Starting Position

Place your left knee on a flat bench and place your right hand approximately 2 to 2 1/2 feet ahead of your knee. Place your right foot approximately six inches away from the bench. Grab a dumbbell in your left hand with your upper arm parallel to the floor, palms facing your body and your elbow at 90 degrees. Your shoulders should be “square” to the floor.

MovementDumbbell Stack

Extend your arm back until your elbow is straight. Take two to three seconds to lower the dumbbell down until your elbow is at or slightly past 90 degrees. Continue this movement for the assigned number of movement. Repeat this movement with the left arm.

Training Tips

Keep your elbow in at your sides during the entire movement. As your elbows move away from your body your lats and shoulders will come into play, you will no longer be isolating your triceps.

Keep your upper arm parallel to the floor. If you raise your elbow your shoulder will come into play.


This movement can be performed with your thumbs facing in or out.

This movement can also be performed individually with a dumbbell in each hand.

Warning Tips

Do not lock your elbows in the extended position. Failure to do so can result in injury to your elbows.

Do not raise either shoulder higher than the other shoulder. This will cause excessive stress in your lower back and shoulder.

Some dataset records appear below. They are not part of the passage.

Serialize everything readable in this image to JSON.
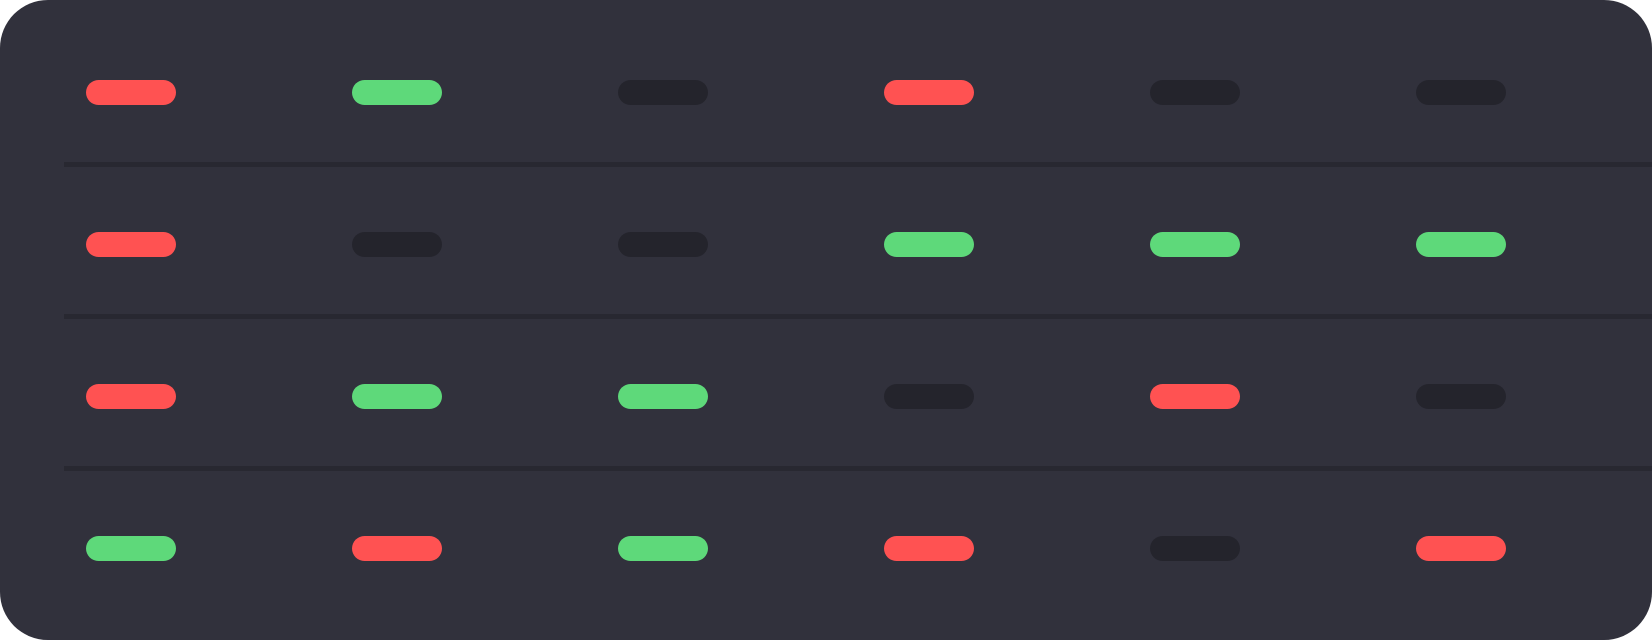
{
  "palette": {
    "background": "#31313c",
    "divider": "#282831",
    "red": "#ff5252",
    "green": "#5ed97a",
    "off": "#24242c"
  },
  "grid": {
    "rows": [
      [
        "red",
        "green",
        "off",
        "red",
        "off",
        "off"
      ],
      [
        "red",
        "off",
        "off",
        "green",
        "green",
        "green"
      ],
      [
        "red",
        "green",
        "green",
        "off",
        "red",
        "off"
      ],
      [
        "green",
        "red",
        "green",
        "red",
        "off",
        "red"
      ]
    ]
  }
}
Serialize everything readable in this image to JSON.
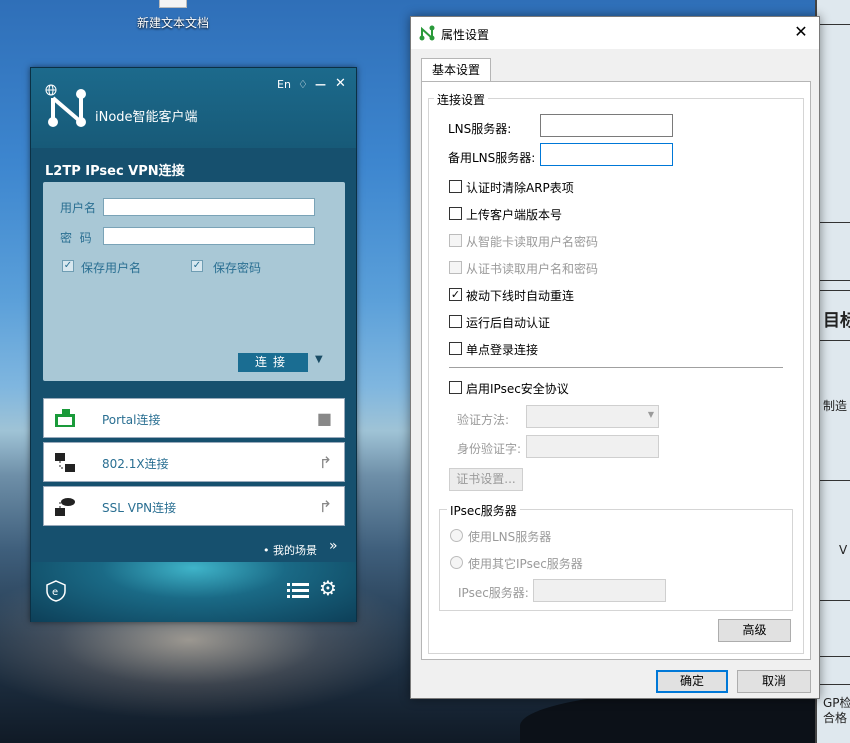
{
  "desktop": {
    "icon_label": "新建文本文档"
  },
  "background_doc": {
    "texts": [
      "目标",
      "制造",
      "V",
      "GP检",
      "合格"
    ]
  },
  "inode": {
    "title": "iNode智能客户端",
    "lang": "En",
    "vpn_title": "L2TP IPsec VPN连接",
    "username_label": "用户名",
    "password_label": "密  码",
    "save_user_label": "保存用户名",
    "save_pass_label": "保存密码",
    "connect_label": "连接",
    "connections": [
      {
        "label": "Portal连接",
        "icon": "portal-icon"
      },
      {
        "label": "802.1X连接",
        "icon": "network-icon"
      },
      {
        "label": "SSL VPN连接",
        "icon": "cloud-network-icon"
      }
    ],
    "scene_label": "• 我的场景",
    "accent": "#1a6d92"
  },
  "dialog": {
    "title": "属性设置",
    "tab": "基本设置",
    "conn_group": "连接设置",
    "lns_label": "LNS服务器:",
    "backup_lns_label": "备用LNS服务器:",
    "options": [
      {
        "label": "认证时清除ARP表项",
        "checked": false,
        "disabled": false
      },
      {
        "label": "上传客户端版本号",
        "checked": false,
        "disabled": false
      },
      {
        "label": "从智能卡读取用户名密码",
        "checked": false,
        "disabled": true
      },
      {
        "label": "从证书读取用户名和密码",
        "checked": false,
        "disabled": true
      },
      {
        "label": "被动下线时自动重连",
        "checked": true,
        "disabled": false
      },
      {
        "label": "运行后自动认证",
        "checked": false,
        "disabled": false
      },
      {
        "label": "单点登录连接",
        "checked": false,
        "disabled": false
      }
    ],
    "ipsec_enable": "启用IPsec安全协议",
    "auth_method_label": "验证方法:",
    "auth_word_label": "身份验证字:",
    "cert_button": "证书设置...",
    "ipsec_group": "IPsec服务器",
    "use_lns": "使用LNS服务器",
    "use_other": "使用其它IPsec服务器",
    "ipsec_server_label": "IPsec服务器:",
    "advanced_button": "高级",
    "ok_button": "确定",
    "cancel_button": "取消"
  }
}
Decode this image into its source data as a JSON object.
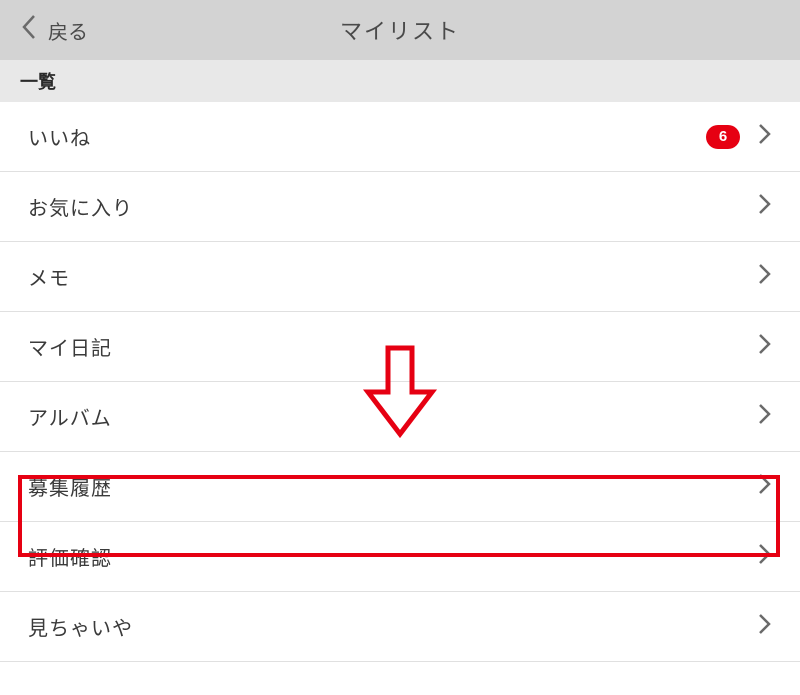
{
  "header": {
    "back_label": "戻る",
    "title": "マイリスト"
  },
  "section": {
    "title": "一覧"
  },
  "list": {
    "items": [
      {
        "label": "いいね",
        "badge": "6"
      },
      {
        "label": "お気に入り"
      },
      {
        "label": "メモ"
      },
      {
        "label": "マイ日記"
      },
      {
        "label": "アルバム"
      },
      {
        "label": "募集履歴"
      },
      {
        "label": "評価確認"
      },
      {
        "label": "見ちゃいや"
      }
    ]
  },
  "colors": {
    "accent": "#e60012",
    "header_bg": "#d3d3d3",
    "section_bg": "#e8e8e8"
  }
}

Do not lower the dumbbell any faster than two to three seconds. Your must stay in control at all times during this movement. The faster you perform this movement, the less control you will have, which in turn will increase your risk of injury.

Robert BoveeRobert Bovee Certified Master PPT, RTS, ETS, FTS

As one of the most successful Professional Personal Trainers and Exercise/Fitness Therapists in the United States, Robert continues to remain at the forefront of the industry by providing his clients with a thorough education and the tools to implement that education. By improving his client’s physical health, strength, endurance, cardiovascular fitness and nutritional habits, he is able to motivate them to lead longer, happier and more productive lives. Find out more about Robert and his personal training career and services, here.


Guest Author

Guest authors offer experience and educational insights based on their specific area of expertise. These authors are contributing writers for the NFPT blog because they have valuable information to share with NFPT-CPTs and the fitness community at-large. If you are interested in contributing to the NFPT blog as a guest, please send us a note expressing your interest and tell us how you can contribute valuable insights to our readers. We look forward to hearing from you! Send to editor@nfpt.com